Austin told Council they are tracking all of this using a computer modeling program to protect the marine environment.
Councillor Rob Goffinet asked about comments on an article written by Robin Rowland (found by clicking here)
He was told they were not aware of the articles but understanding there is precedence in large scale capping and disposal activities, such as how long it would take animals to re-colonize.
Councillor Mario Feldhoff stated the community wants to see Chevron succeed but many have concerns and lack of knowledge as to what is happening in Clio Bay. He asked which Federal Body had the ultimate decision making authority. He was told it was the Department of Fisheries and Oceans.
Feldhoff asked if there will be opportunities for people to use or take shelter in the Bay. He was told they are still developing the execution plans and there will be times the public will have limited access the Bay. They are still working on how this would happen. They want to know at what times in the year the people of Kitimat will be using it.
Councillor Mary Murphy stated Clio Bay has been a concern to the Haisla, and her husband who fishes at Clio Bay tells her the mouth is healthy for fish and crab but not the bay itself. She is looking for information from the public and Chevron.
Councillor Edwin Empinado asked how big the woody area was. The response was 40% of the Bay is covered at the 60 metre mark. However the Bay extends to up to 200 metres deep and there could be up to 80% estimated.
Goffinet asked about how stakeholders could get in touch. Molinski said they are contacting people and they will work with them. Council can connect other groups and they would be happy to set those meetings up.
Germuth stated crabs and fish are in Clio Bay, the mouth is just the well-known place. He reminded everyone who was there that a good fisherman will never reveal his secret fishing spots and there are other crabbing spots in the Bay. He suggested giving a presentation to the people of Kitimat at their open house and giving them room to ask questions.
Germuth also stated Council should have a copy of the request which was made to the DFO, citing an article in the paper where the DFO stated it would be gravel, sand, silt and clay which would be dumped. Edgell told Council the material was analyzed in a lab and the majority of the material was clay but there were also the other materials found in the clay.
Scott clarified they could not simply dump this in the Douglas Channel. Macintire told her there was pushback but it never reached a conclusion so they looked for another answer and found Clio Bay.
Feldhoff wanted to know if there would be damage done if it were dumped in Douglas Channel. He was told it would be the same. The area would have to be re-colonized but it would be covering a healthy natural community. What would survive depends on how hardy it is and how much material would be dumped.
Germuth told them they are getting a lot more public feedback on this than they would on dumping in the middle of Douglas Channel because the dumping in Clio Bay had not been made public until recently while dumping in the middle of the channel had been made public.
“Everybody knew what was going on, I never had a single person ever mention that they had a problem with that.

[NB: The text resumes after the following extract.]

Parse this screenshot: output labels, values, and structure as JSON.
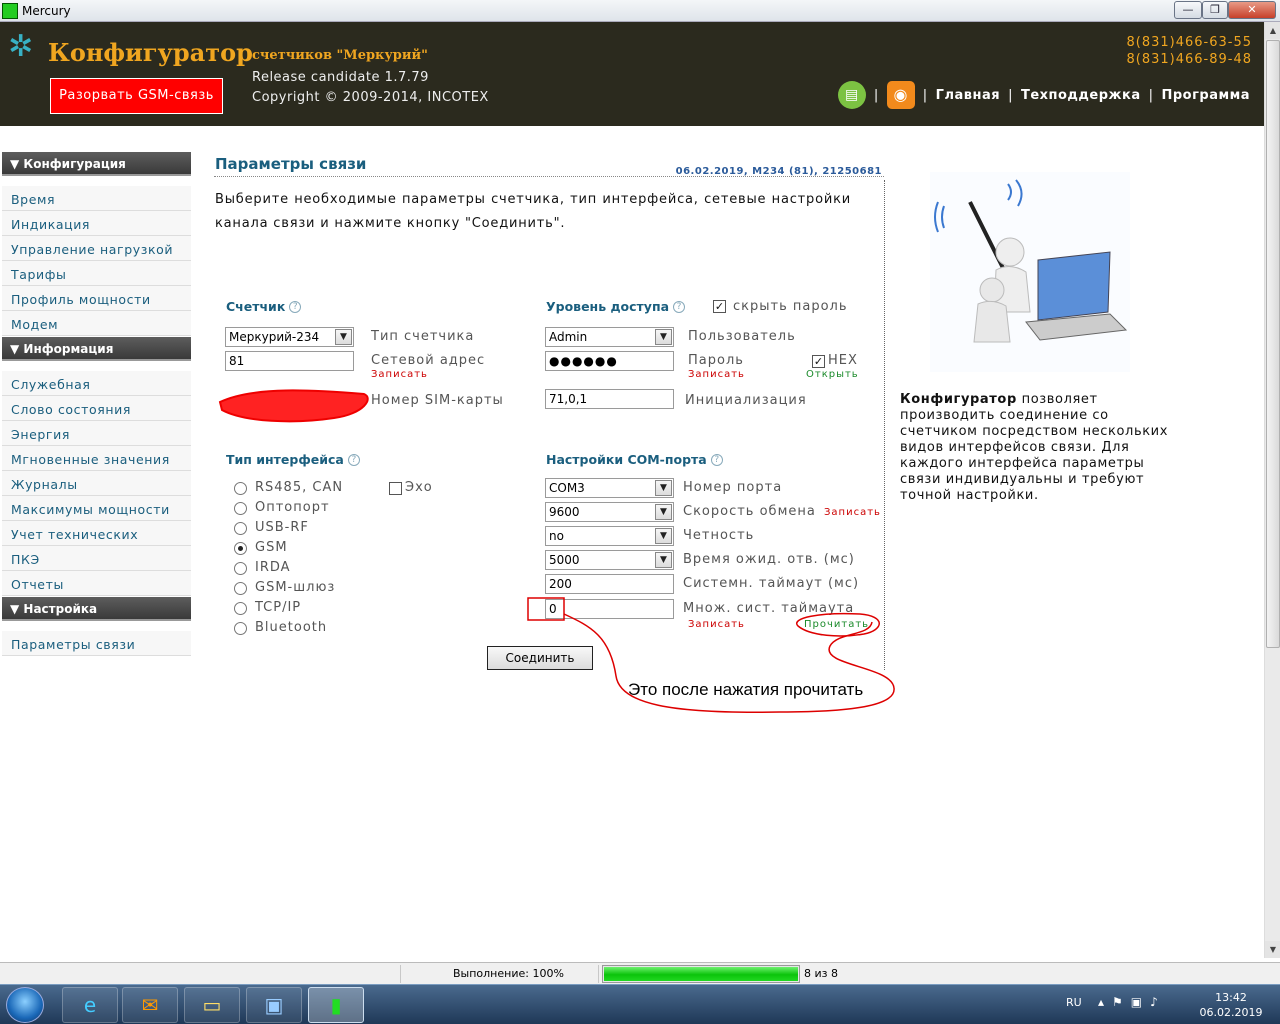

But because this was hidden from us, now you’re getting a lot of push back on this and everybody does support the LNG project but there are serious concerns about dumping in Clio Bay because you guys have been hiding it from us. We still haven’t received any documents on it or nothing,” said Germuth.
There were no further questions. Monaghan thanked them all for coming and stated there would probably be more questions at the open house. Monaghan added they invited the Department of Fisheries and Oceans but they sent their regrets.